I believe every marriage counselling session should focus on these two points: Can you fight for your kids, and do you believe that God is big enough to restore joy and fight for you? These are the heart issues, and neither of them has anything to do with the issue that has caused the marital split.
It’s dangerous to start marriage counseling by trying to talk about the issue, because you’re trying to apply logic to a subject that is inherently fraught with emotion. And by starting to analyze whether or not the grounds for divorce are biblical, or whether the issue is enough to cause a split, you are, in effect, insulting the person who has struggled with this for months if not years. Instead, get to the real point: you have a responsibility to your kids, and God has a responsibility to you. Do you trust God to live out His responsibility? Because if you don’t, your life is not going to be any better if you split.
Christians, when they are considering leaving a marriage, are often quite close to God, because it’s in those times of great pain that we cry out to Him the most. We often assume that they are far from God, because they are choosing a path we disagree with. But that’s often not the case. Many have been praying. Many have been pleading with Him. They often do love Him very much. Talk about this love. If you love God, can you trust Him? What they are often looking for from God is approval to break up the marriage. Change the direction into not one of approval, but one of trust. Can you trust God?
And then, in that first counselling session, ask the two people to pray for their kids and pray that they will trust God. Maybe it’s only a sentence prayer (and it probably should be only a sentence prayer), but pray it with each other present. There is something very powerful about praying together when you are in such turmoil. Even if the prayer is simply, “God, please help us to do what is best for our children, and help us to trust you,” with both of them saying it, God can do an amazing thing.
Remember this: no amount of arguing or logic can save a marriage when people want to leave. What you need is God. You need them to turn back to God, and you need them to turn back to their kids.
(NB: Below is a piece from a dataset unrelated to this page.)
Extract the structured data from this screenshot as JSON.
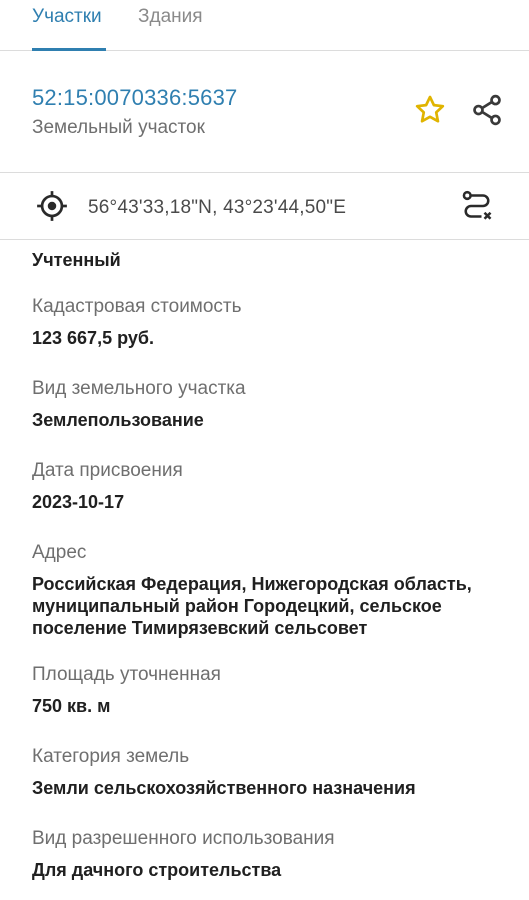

That is hard when they are so burdened personally, but that is the road to recovery: get your eyes off of yourself, and get them on to the Lord.
Once they are both committed to working for the kids and to trusting God, you can then start to talk about the issue–perhaps after three or four more counselling sessions when the main focus is trusting in God to deal with their emotional turmoil and to deal with the kids. Don’t jump into the issues right away. No issues can really be solved until the person decides to yield to Jesus anyway. Yield to God, and God has power to work miracles. Appeal to logic, and you’ll hit your head against a wall.
Friends, I can’t tell you enough how important I think this is. I believe that we do marriage wrong in the church for all kinds of reasons–busy-ness, a refusal to admit our problems, overscheduling, an emphasis on happiness rather than holiness. And I believe that when people have problems, we start the blame game, or we try to talk them out of it. All of it will fail, and you can tell that we’re not doing a good job just from the stats of divorce among Christians–30% in Canada and 50% in the United States. Something has to change.
I believe it comes to this. Let’s stop relying on our own power to solve marriage problems. You can’t use logic to fix things. All you can do is help encourage people to move to a deeper level of submission to God. Do this, and things have a chance. Fail to do this, and you’ll likely do little good.
More people need to hear this, so please comment, tell me what you think, and share this on Facebook below! Or perhaps forward it to your pastor. We need to get a real discussion going on how to rescue couples who are in crisis.